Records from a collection
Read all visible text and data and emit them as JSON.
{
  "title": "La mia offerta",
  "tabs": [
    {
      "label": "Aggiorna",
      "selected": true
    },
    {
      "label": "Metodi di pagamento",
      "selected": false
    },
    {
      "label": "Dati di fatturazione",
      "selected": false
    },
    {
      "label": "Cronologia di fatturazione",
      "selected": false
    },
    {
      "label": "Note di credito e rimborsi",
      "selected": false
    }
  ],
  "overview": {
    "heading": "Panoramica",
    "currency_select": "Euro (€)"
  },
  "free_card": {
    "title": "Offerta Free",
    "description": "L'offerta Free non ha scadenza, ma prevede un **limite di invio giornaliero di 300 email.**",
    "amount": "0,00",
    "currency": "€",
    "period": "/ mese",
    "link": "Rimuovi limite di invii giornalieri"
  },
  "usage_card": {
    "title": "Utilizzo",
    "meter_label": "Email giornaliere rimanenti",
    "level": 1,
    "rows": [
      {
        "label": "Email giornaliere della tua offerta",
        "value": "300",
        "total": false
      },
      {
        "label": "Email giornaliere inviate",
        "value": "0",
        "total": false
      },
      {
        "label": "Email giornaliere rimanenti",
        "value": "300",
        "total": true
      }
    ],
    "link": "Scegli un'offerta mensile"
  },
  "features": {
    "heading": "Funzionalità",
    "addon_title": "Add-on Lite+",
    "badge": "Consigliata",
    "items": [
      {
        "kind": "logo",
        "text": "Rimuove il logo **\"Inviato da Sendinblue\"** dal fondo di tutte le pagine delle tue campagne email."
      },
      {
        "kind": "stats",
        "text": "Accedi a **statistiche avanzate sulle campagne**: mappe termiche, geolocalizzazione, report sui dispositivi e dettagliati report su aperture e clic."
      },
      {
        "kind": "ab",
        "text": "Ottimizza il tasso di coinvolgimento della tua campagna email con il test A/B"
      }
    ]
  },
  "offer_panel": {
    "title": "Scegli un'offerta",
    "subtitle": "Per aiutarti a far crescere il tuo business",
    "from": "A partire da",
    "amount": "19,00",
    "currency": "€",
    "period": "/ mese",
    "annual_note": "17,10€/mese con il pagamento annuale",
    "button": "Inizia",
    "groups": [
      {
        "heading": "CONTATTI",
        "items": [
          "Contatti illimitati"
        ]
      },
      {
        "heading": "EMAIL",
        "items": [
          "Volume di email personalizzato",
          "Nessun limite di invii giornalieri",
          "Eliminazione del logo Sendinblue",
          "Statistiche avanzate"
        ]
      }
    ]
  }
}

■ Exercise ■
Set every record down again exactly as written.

■ Worked solution ■
Read all visible text and data and emit them as JSON.
{
  "title": "La mia offerta",
  "tabs": [
    {
      "label": "Aggiorna",
      "selected": true
    },
    {
      "label": "Metodi di pagamento",
      "selected": false
    },
    {
      "label": "Dati di fatturazione",
      "selected": false
    },
    {
      "label": "Cronologia di fatturazione",
      "selected": false
    },
    {
      "label": "Note di credito e rimborsi",
      "selected": false
    }
  ],
  "overview": {
    "heading": "Panoramica",
    "currency_select": "Euro (€)"
  },
  "free_card": {
    "title": "Offerta Free",
    "description": "L'offerta Free non ha scadenza, ma prevede un **limite di invio giornaliero di 300 email.**",
    "amount": "0,00",
    "currency": "€",
    "period": "/ mese",
    "link": "Rimuovi limite di invii giornalieri"
  },
  "usage_card": {
    "title": "Utilizzo",
    "meter_label": "Email giornaliere rimanenti",
    "level": 1,
    "rows": [
      {
        "label": "Email giornaliere della tua offerta",
        "value": "300",
        "total": false
      },
      {
        "label": "Email giornaliere inviate",
        "value": "0",
        "total": false
      },
      {
        "label": "Email giornaliere rimanenti",
        "value": "300",
        "total": true
      }
    ],
    "link": "Scegli un'offerta mensile"
  },
  "features": {
    "heading": "Funzionalità",
    "addon_title": "Add-on Lite+",
    "badge": "Consigliata",
    "items": [
      {
        "kind": "logo",
        "text": "Rimuove il logo **\"Inviato da Sendinblue\"** dal fondo di tutte le pagine delle tue campagne email."
      },
      {
        "kind": "stats",
        "text": "Accedi a **statistiche avanzate sulle campagne**: mappe termiche, geolocalizzazione, report sui dispositivi e dettagliati report su aperture e clic."
      },
      {
        "kind": "ab",
        "text": "Ottimizza il tasso di coinvolgimento della tua campagna email con il test A/B"
      }
    ]
  },
  "offer_panel": {
    "title": "Scegli un'offerta",
    "subtitle": "Per aiutarti a far crescere il tuo business",
    "from": "A partire da",
    "amount": "19,00",
    "currency": "€",
    "period": "/ mese",
    "annual_note": "17,10€/mese con il pagamento annuale",
    "button": "Inizia",
    "groups": [
      {
        "heading": "CONTATTI",
        "items": [
          "Contatti illimitati"
        ]
      },
      {
        "heading": "EMAIL",
        "items": [
          "Volume di email personalizzato",
          "Nessun limite di invii giornalieri",
          "Eliminazione del logo Sendinblue",
          "Statistiche avanzate"
        ]
      }
    ]
  }
}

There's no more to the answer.